Methane abatement may even result in savings for companies if the value of the reserved or captured methane, which can be sold as fossil gas, is greater than the cost of the abatement technology. In addition, methane abatement is vital to making new lines of business for oil and gas firms, like blue hydrogen production, economically viable and consistent with net zero goals.

As Figure 2 shows, the Current and Deeper Methane Regulations scenarios, which both include the oil and gas emissions cap, show increased economic activity in the sector in 2030 compared to 2020. However, the oil and gas sector’s contribution to gross domestic product (GDP) in 2030 is $6.3 billion higher in the Deeper Methane Regulations scenario than in the Current Methane Regulations scenario. Our analysis shows that going deeper on low-cost methane abatement can reduce the need for more expensive, harder-to-deploy solutions, thereby lowering the costs of reducing emissions to 110 Mt and freeing up more capital to drive economic growth. 

Reducing methane emissions by 75 per cent should be the minimum for cost-effective policy 

Bending the curve on the oil and gas sector’s emissions is critical for keeping Canada’s economy-wide targets within reach. Both an emissions cap and aggressive methane regulations have complementary roles to play. Our analysis shows that the cap is achievable and can be made easier and more economical simply by reducing methane emissions in line with the updated federal target. And that’s only taking into account meeting the minimum regulatory requirements. 

In fact, the 75 per cent target is more of a regulatory floor than a ceiling. The trajectory of methane commitments at home and abroad is pointing towards more ambitious methane reductions. Alberta and British Columbia, for their part, have committed to stronger methane targets, and the heads of major oil and gas companies are aiming for near zero methane emissions by 2030. 

But more ambition does not necessarily mean more action. Government policy is required to ensure these emissions reductions happen in practice, especially when vented and leaked methane emissions are not currently covered by most carbon pricing systems in Canada. In particular, targeted policies like the strengthened federal methane regulations are essential to ensuring that methane emissions decline quickly in order to reap the emissions reductions and economic benefits they deliver. And, if methane emissions are in fact significantly higher than reported, the rationale and urgency for reducing those emissions is even stronger.

Ultimately, while reducing methane emissions is the low-hanging fruit of the oil and gas sector’s emissions reduction efforts, methane currently makes up only one fifth of the oil and gas sector’s total reported emissions. Stay tuned for a future insight where we’ll explore the role of other solutions in closing the gap to 110 Mt. 

Anna Kanduth is a research lead with the Canadian Climate Institute and manages the 440 Megatonnes project. Brad Griffin is a 440 Megatonnes advisor and the Executive Director of Simon Fraser University’s Canadian Energy and Emissions Data Centre.

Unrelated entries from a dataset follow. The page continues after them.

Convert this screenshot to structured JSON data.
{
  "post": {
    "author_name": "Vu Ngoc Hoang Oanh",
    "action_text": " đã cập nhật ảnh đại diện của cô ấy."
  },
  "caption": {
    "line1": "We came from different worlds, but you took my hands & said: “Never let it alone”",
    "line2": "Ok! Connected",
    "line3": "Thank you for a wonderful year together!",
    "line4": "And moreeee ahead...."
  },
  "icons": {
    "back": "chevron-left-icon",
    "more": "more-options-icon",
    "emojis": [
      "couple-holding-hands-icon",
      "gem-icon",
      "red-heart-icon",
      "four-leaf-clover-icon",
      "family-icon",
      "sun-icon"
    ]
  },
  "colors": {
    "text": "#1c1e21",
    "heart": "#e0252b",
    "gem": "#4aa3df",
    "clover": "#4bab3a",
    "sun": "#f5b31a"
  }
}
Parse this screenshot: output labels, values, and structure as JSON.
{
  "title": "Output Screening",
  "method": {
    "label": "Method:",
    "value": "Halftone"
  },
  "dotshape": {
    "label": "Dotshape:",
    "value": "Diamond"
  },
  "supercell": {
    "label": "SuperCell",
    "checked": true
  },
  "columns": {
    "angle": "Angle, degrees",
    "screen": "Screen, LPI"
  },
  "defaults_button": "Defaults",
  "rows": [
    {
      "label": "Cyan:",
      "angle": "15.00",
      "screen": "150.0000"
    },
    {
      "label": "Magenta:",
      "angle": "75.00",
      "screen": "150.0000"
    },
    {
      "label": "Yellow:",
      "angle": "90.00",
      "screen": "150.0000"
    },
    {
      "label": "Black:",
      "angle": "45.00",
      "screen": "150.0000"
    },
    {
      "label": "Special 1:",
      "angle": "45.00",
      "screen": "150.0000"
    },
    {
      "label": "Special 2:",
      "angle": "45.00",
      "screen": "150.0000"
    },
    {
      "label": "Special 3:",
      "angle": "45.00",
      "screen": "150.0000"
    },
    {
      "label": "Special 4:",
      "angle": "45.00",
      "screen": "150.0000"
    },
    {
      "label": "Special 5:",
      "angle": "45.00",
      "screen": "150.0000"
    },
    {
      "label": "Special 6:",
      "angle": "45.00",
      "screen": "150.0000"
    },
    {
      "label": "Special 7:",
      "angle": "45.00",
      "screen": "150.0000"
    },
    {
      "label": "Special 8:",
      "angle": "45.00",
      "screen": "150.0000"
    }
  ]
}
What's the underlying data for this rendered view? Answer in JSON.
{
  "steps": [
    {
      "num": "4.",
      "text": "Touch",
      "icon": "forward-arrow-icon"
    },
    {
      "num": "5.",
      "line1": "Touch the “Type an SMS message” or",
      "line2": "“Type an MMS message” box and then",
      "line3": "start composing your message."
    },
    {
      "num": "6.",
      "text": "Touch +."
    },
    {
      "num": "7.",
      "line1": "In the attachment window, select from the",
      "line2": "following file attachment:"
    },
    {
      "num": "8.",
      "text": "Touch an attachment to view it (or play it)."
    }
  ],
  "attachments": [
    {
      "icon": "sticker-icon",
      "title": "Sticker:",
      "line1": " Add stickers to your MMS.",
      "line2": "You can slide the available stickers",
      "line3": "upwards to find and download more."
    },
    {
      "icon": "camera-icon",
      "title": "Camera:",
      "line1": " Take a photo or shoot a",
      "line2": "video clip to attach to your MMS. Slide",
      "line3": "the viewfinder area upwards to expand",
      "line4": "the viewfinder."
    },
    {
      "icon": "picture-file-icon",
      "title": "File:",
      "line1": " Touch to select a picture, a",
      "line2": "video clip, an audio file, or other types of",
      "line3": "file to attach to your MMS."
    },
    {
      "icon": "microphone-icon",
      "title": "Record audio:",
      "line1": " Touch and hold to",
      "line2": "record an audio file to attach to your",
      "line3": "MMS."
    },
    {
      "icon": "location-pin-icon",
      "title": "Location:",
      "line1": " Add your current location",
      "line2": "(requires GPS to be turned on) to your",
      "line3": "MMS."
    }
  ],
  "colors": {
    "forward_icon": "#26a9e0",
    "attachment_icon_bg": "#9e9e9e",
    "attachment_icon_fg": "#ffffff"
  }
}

Data provided by Navius Research.

1 In our analysis, revenue collected under the emissions cap is recycled back to industry and the oil and gas sector is excluded from the output-based pricing system.